While we all carry intuitive notions of size, one of my favorite things to do is quantify things. Simple example: what does it mean to say a kid is “very good” at soccer? Is he/she:
Better than 99 out of 100 kids
999 out of 1,000
or 9,999 out of 10,000?
There is a huge difference among the three answers and I’d argue in all cases one might say, “very good,” while perhaps in the last case one might say “exceptional” or “outstanding.”
Today’s example is corporate. While we all know that Oracle and SAP are “big” — exactly how big are they in terms of headcount? Quick, make a guess.
[Blank space inserted to somewhat hide the answer]
And the answer is:
86,657 people work at Oracle
51,863 people work at SAP
Per recent research from JMP Securities.
By the way, the same report also says that Oracle is in the midst of laying off about 1,500 staff and that SAP is laying off about 7-8% worldwide (i.e., ~3800), with a particular focus on the Americas where cuts may be up to 20%.
I’m Dave Kellogg, advisor, director, consultant, angel investor, and blogger focused on enterprise software startups.
I bring an uncommon perspective to startup challenges having 10 years’ experience at each of the CEO, CMO, and independent director levels across 10+ companies ranging in size from zero to over $1B in revenues.
From 2012 to 2018, I was CEO of cloud EPM vendor Host Analytics, where we quintupled ARR while halving customer acquisition costs in a competitive market, ultimately selling the company in a private equity transaction.
Previously, I was SVP/GM of the $500M Service Cloud business at Salesforce; CEO of NoSQL database provider MarkLogic, which we grew from zero to $80M over 6 years; and CMO at Business Objects for nearly a decade as we grew from $30M to over $1B in revenues. I started my career in technical and product marketing positions at Ingres and Versant.

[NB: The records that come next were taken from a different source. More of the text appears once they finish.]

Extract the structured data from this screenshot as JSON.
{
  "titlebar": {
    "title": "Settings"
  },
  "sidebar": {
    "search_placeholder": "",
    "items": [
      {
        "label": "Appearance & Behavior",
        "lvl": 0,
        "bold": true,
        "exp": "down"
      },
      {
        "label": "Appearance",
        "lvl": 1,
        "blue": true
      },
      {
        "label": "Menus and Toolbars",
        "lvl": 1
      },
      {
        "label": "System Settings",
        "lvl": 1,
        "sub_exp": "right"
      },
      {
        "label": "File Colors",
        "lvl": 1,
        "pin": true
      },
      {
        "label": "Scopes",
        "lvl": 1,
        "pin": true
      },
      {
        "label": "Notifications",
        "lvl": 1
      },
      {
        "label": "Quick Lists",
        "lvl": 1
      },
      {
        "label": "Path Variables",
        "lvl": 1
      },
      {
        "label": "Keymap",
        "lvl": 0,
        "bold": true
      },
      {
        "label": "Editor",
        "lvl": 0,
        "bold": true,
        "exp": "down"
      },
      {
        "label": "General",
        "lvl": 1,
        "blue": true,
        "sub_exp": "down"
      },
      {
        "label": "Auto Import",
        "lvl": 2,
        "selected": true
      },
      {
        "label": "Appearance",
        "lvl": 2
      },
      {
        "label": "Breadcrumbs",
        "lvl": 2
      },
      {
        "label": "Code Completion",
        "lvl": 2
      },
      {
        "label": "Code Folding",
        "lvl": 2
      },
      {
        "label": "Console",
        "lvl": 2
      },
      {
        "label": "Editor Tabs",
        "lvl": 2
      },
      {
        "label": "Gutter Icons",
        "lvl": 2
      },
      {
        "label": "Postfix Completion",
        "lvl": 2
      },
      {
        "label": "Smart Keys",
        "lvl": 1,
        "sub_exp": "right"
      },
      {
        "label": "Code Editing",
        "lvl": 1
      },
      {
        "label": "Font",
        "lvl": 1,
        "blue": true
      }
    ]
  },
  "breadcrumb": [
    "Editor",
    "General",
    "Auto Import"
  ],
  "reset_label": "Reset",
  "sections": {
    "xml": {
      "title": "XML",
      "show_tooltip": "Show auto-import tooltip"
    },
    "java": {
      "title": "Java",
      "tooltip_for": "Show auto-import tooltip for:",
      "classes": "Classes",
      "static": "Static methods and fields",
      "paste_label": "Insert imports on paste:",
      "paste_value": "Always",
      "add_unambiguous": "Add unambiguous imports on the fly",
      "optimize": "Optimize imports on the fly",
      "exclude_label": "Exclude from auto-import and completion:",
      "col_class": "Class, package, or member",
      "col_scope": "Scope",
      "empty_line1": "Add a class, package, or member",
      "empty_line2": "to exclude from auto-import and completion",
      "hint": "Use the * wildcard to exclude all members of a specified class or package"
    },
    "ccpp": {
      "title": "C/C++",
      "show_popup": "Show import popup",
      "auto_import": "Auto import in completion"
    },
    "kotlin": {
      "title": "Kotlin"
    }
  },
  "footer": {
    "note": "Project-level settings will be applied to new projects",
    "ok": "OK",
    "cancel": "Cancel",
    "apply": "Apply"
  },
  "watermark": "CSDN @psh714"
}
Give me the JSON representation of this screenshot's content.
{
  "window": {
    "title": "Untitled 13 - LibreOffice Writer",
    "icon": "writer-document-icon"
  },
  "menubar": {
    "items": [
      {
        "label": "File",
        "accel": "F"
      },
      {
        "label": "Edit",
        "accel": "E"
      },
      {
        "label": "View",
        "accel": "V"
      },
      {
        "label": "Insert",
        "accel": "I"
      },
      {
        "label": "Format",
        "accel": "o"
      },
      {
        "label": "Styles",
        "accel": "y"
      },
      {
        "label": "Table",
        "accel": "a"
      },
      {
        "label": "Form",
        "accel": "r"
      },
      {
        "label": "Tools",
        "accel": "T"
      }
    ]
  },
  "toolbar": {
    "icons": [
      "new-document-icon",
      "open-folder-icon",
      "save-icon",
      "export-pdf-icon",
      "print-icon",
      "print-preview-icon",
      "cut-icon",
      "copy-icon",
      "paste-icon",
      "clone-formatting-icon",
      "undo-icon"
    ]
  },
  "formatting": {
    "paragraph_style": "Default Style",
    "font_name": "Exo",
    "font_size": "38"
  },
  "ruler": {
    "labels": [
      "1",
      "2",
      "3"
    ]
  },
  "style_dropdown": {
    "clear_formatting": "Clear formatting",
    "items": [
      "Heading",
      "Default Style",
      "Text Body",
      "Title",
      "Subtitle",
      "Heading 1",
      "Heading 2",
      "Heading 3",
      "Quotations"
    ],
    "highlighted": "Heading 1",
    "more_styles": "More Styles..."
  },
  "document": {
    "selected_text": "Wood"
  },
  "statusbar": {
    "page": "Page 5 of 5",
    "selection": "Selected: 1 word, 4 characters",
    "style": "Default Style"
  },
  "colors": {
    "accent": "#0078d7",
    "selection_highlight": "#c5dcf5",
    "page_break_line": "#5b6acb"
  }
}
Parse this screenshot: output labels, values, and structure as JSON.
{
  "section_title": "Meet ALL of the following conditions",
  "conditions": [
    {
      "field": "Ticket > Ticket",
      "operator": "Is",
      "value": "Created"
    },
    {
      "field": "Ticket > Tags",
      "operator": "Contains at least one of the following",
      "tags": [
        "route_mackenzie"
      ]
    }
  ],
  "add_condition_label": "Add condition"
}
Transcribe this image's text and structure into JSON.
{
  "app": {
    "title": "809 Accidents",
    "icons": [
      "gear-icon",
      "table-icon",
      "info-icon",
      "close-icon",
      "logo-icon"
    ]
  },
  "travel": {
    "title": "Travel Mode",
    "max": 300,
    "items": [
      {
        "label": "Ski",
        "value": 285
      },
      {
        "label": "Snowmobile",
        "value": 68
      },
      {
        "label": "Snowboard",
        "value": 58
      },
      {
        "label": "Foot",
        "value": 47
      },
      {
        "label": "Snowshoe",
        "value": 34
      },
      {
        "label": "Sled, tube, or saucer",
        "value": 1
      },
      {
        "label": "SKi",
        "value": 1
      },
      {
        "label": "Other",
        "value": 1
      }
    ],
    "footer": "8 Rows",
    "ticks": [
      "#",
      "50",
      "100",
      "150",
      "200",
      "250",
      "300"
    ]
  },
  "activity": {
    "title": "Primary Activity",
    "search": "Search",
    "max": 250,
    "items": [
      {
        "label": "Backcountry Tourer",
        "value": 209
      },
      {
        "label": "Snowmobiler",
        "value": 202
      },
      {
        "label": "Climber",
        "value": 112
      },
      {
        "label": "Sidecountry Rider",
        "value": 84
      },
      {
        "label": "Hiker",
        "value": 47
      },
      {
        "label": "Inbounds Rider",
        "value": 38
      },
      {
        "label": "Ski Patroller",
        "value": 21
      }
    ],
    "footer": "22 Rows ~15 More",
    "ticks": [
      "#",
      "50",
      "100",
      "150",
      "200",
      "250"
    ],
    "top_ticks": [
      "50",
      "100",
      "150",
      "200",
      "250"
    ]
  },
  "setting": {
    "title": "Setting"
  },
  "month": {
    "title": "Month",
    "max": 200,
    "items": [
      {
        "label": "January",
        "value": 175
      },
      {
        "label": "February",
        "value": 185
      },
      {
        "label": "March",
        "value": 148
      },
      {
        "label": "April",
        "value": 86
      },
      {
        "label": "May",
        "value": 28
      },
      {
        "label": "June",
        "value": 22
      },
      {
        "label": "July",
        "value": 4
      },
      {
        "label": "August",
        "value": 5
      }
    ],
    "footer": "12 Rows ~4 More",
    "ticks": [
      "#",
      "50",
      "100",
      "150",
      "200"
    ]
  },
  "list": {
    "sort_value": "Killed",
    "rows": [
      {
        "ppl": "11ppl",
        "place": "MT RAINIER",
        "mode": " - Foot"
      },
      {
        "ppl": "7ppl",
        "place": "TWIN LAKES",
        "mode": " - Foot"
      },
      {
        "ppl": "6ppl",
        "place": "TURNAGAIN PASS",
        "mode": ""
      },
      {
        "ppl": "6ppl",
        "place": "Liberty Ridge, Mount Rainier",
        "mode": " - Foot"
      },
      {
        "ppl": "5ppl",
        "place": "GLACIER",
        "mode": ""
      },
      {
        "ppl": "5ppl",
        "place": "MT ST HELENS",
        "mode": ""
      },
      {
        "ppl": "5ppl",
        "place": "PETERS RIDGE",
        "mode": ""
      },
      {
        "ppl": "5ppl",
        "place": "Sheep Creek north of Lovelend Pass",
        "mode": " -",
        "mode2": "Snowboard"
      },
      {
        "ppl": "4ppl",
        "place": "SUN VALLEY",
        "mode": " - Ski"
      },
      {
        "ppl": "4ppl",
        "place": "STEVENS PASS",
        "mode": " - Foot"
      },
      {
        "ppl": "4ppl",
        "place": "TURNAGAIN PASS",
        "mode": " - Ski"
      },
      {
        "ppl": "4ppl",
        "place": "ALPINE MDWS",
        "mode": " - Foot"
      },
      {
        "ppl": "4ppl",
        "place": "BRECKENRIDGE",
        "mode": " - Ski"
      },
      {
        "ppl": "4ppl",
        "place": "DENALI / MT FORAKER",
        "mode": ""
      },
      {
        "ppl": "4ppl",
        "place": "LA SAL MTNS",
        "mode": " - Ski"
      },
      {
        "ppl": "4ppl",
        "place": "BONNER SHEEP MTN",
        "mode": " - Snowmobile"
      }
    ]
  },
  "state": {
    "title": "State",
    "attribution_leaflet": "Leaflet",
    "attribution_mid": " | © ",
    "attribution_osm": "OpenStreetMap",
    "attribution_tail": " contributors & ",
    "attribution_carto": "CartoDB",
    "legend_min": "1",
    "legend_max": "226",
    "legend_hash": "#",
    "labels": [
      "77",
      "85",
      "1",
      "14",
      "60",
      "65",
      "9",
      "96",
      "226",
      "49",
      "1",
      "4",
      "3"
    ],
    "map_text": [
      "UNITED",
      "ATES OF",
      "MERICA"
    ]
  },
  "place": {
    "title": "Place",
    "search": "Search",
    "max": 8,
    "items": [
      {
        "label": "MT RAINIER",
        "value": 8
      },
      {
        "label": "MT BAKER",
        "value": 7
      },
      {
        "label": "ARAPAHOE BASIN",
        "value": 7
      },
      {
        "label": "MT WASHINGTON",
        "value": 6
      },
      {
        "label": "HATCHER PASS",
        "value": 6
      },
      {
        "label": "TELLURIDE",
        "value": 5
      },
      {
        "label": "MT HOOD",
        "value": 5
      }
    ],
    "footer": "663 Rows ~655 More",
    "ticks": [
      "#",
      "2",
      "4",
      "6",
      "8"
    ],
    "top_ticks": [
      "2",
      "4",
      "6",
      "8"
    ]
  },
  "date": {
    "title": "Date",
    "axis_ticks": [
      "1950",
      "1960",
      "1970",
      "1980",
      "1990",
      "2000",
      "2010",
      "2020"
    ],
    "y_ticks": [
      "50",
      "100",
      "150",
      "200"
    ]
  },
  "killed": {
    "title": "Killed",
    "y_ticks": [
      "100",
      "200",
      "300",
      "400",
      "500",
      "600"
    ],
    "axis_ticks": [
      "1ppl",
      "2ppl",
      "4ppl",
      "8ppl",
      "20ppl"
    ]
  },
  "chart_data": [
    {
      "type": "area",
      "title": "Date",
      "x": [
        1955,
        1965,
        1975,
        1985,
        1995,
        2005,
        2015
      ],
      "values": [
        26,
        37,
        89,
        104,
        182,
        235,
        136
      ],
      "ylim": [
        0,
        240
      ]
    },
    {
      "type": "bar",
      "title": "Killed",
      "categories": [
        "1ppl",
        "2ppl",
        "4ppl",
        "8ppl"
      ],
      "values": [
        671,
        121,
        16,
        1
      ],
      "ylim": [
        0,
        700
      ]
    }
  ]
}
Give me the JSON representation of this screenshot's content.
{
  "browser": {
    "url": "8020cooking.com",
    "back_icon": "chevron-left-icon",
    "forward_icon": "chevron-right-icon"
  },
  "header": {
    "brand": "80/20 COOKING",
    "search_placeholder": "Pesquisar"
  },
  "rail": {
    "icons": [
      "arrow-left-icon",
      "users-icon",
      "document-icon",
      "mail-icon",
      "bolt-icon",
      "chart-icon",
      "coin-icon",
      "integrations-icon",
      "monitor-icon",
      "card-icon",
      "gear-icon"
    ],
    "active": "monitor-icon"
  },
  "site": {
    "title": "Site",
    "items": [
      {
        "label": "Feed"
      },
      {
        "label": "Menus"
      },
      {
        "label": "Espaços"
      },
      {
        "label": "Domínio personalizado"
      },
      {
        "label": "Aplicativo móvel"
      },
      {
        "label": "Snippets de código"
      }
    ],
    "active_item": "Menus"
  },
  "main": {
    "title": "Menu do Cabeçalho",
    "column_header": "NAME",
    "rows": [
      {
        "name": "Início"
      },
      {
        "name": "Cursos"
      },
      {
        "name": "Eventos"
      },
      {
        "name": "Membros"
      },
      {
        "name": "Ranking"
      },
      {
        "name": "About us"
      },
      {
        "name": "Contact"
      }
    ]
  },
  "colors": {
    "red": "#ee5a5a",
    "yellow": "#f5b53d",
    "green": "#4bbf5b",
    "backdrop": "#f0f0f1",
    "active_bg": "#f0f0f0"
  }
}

I love disruption, startups, and Silicon Valley and have had the pleasure of working in varied capacities with companies including Bluecore, Cyral, FloQast, GainSight, MongoDB, Recorded Future, and Tableau.
I previously sat on the boards of Granular (agtech, acquired by DuPont), Aster Data (big data, acquired by Teradata), and Nuxeo (content services, acquired by Hyland), and Profisee (MDM, exited to Pamlico).
I periodically speak to strategy and entrepreneurship classes at the Haas School of Business (UC Berkeley) and Hautes Études Commerciales de Paris (HEC).